Keep the previous five characteristics in mind while we reevaluate and redesign your website. To being a user redesign, I will be using a methodology. To start:
- Complete a content audit
- If you don’t know what a content audit is or if you are having trouble with the process, click here to view my IPR Content Audit Template!
- Hold interviews with stakeholders, managers, staff
- Complete card sort session
- Opened Card Sort
- Write your website’s pages on index cards
- Invite individuals outside the organization to organize the cards
- Have them group the cards according to similarity
- Look at the trends between individuals
- Closed Card Sort
- Give your participants the categories that you have come up with
- Ask them to organize the cards into those categories
- Opened Card Sort
- Conduct usability testing
- Create a style guide
- Make a list (multiple lists) of things to change
- Wish list
- Things to fix list
What does personalization mean in terms of contextual marketing? Personalization is a tool you can use in your contextual marketing strategy to focus on an individual. Did you know 40% of consumers buy more from companies that personalize the shopping experience across channels? There are four categories of personalization:
- Contact Property
- First name, last name, email address, phone number, etc.
- Company Property
- Industry, company name, company size
- Office Location Property
- City, state, postal code, mailing address
- Contact Owner Property
- Name, email address, signature
There are certain practices that work best when incorporating personalization: (1) evaluate your contact database (CRM), (2) set default values for all personalization tokens, (3) determine the personalization purpose, and (4) avoid using sensitive content or information. Remember there is a purpose for using personalization token; to drive engagement and to communicate specifics to an individuals. A well placed personalization token can solidify a connection between your company and an individual.

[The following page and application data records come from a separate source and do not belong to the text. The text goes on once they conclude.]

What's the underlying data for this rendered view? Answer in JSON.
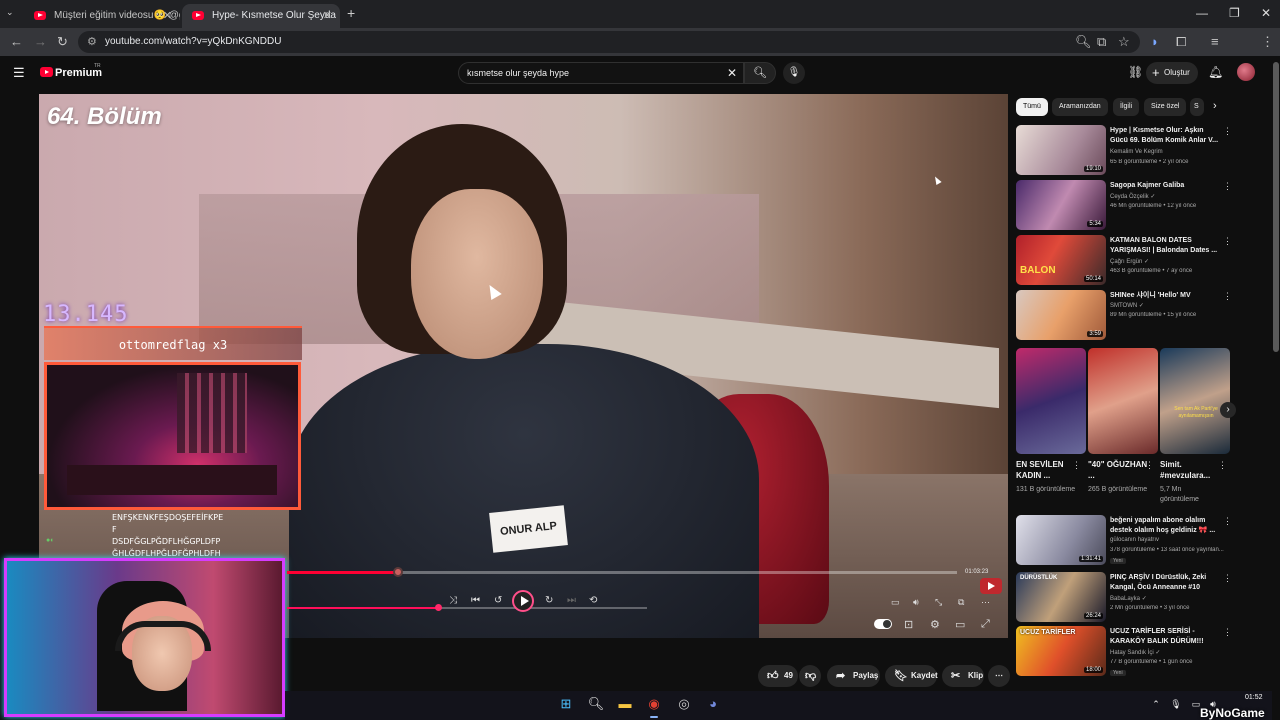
{
  "browser": {
    "tabs": [
      {
        "label": "Müşteri eğitim videosu🥺 @gu",
        "active": false
      },
      {
        "label": "Hype- Kısmetse Olur Şeyda",
        "active": true
      }
    ],
    "new_tab": "+",
    "url": "youtube.com/watch?v=yQkDnKGNDDU"
  },
  "youtube": {
    "logo": "Premium",
    "logo_region": "TR",
    "search_query": "kısmetse olur şeyda hype",
    "create_label": "Oluştur"
  },
  "video": {
    "episode_overlay": "64. Bölüm",
    "name_tag": "ONUR ALP",
    "time_total": "01:03:23",
    "progress": 0.166
  },
  "stream_overlay": {
    "counter": "13.145",
    "goal_label": "ottomredflag x3",
    "chat_lines": [
      "ENFŞKENKFEŞDOŞEFEİFKPE",
      "F",
      "DSDFĞGLPĞDFLHĞGPLDFP",
      "ĞHLĞDFLHPĞLDFĞPHLDFH"
    ]
  },
  "actions": {
    "likes": "49",
    "share": "Paylaş",
    "save": "Kaydet",
    "clip": "Klip"
  },
  "sidebar": {
    "chips": [
      "Tümü",
      "Aramanızdan",
      "İlgili",
      "Size özel",
      "S"
    ],
    "videos": [
      {
        "title": "Hype | Kısmetse Olur: Aşkın Gücü 69. Bölüm Komik Anlar V...",
        "channel": "Kemalim Ve Kegrim",
        "meta": "65 B görüntüleme • 2 yıl önce",
        "duration": "19:10"
      },
      {
        "title": "Sagopa Kajmer Galiba",
        "channel": "Ceyda Özçelik ✓",
        "meta": "46 Mn görüntüleme • 12 yıl önce",
        "duration": "5:34"
      },
      {
        "title": "KATMAN BALON DATES YARIŞMASI! | Balondan Dates ...",
        "channel": "Çağrı Ergün ✓",
        "meta": "463 B görüntüleme • 7 ay önce",
        "duration": "50:14"
      },
      {
        "title": "SHINee 샤이니 'Hello' MV",
        "channel": "SMTOWN ✓",
        "meta": "89 Mn görüntüleme • 15 yıl önce",
        "duration": "3:59"
      }
    ],
    "shorts": [
      {
        "title": "EN SEVİLEN KADIN ...",
        "views": "131 B görüntüleme"
      },
      {
        "title": "\"40\" OĞUZHAN ...",
        "views": "265 B görüntüleme"
      },
      {
        "title": "Simit. #mevzulara...",
        "views": "5,7 Mn görüntüleme"
      }
    ],
    "short_caption": "Sen tam Ak Parti'ye aynılamamışsın",
    "more_videos": [
      {
        "title": "beğeni yapalım abone olalım destek olalım hoş geldiniz 🎀 ...",
        "channel": "gülocanın hayatrıv",
        "meta": "378 görüntüleme • 13 saat önce yayınlan...",
        "duration": "1:31:41",
        "badge": "Yeni"
      },
      {
        "title": "PINÇ ARŞİV I Dürüstlük, Zeki Kangal, Öcü Anneanne #10",
        "channel": "BabaLayka ✓",
        "meta": "2 Mn görüntüleme • 3 yıl önce",
        "duration": "26:24",
        "thumb_text": "DÜRÜSTLÜK"
      },
      {
        "title": "UCUZ TARİFLER SERİSİ - KARAKÖY BALIK DÜRÜM!!!",
        "channel": "Hatay Sandık İçi ✓",
        "meta": "77 B görüntüleme • 1 gün önce",
        "duration": "18:00",
        "badge": "Yeni",
        "thumb_text": "UCUZ TARİFLER"
      }
    ]
  },
  "taskbar": {
    "time": "01:52",
    "watermark": "ByNoGame"
  },
  "colors": {
    "yt_red": "#ff0033",
    "accent_pink": "#ff4f8a",
    "webcam_border": "#d63cff"
  }
}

Segmenting With Context
By segmenting your website visitors and displaying content that is relevant to them, you will increase the impact that your content has. It is important to note that you can only target one segment at a time. Unlike general contextual marketing, segmentation needs to be broad enough to capture the entire segment. An example of being too specific would be, men who live in Sardinia, Italy using only mobile devices. You want to be able to engage an entire group of people.
You should consider segmenting you users in the following categories:
- Membership Status
- Contact Lifecycle
- Device Type
- Referral Source
- Preferred Language
Planning a Contextual Marketing Strategy
With everything that goes into contextual marketing, you are going to need a plan on how to optimize your strategy. After planning, you will be on route to create engaging content and an exciting experience for all of your visitors. Remember, the goal of contextual marketing is personalize the user’s experience based on who they are and what they are looking for.
There are key essential steps to create a contextual marketing strategy:
- Identify the right segments to target
- Determine the contextual marketing opportunities of your website
- Decide on the content type
- Visualize the conversion path
- Optimize the default content type (for users that are not in a segment)
- Draft the content
- Consider using personalized tokens within content
*Tip: Not every segment needs a specific content type. Refine default segment content to align with a generalized segments needs rather than starting from square one.
There you have it! A briefing on contextual marketing. There is so much that goes into contextual marketing that we could not have possibly fit into one post. If you have questions regarding this topic please direct them to [email protected] or comment down below to join the conversation.
This article was first published on It’s Probably Rob.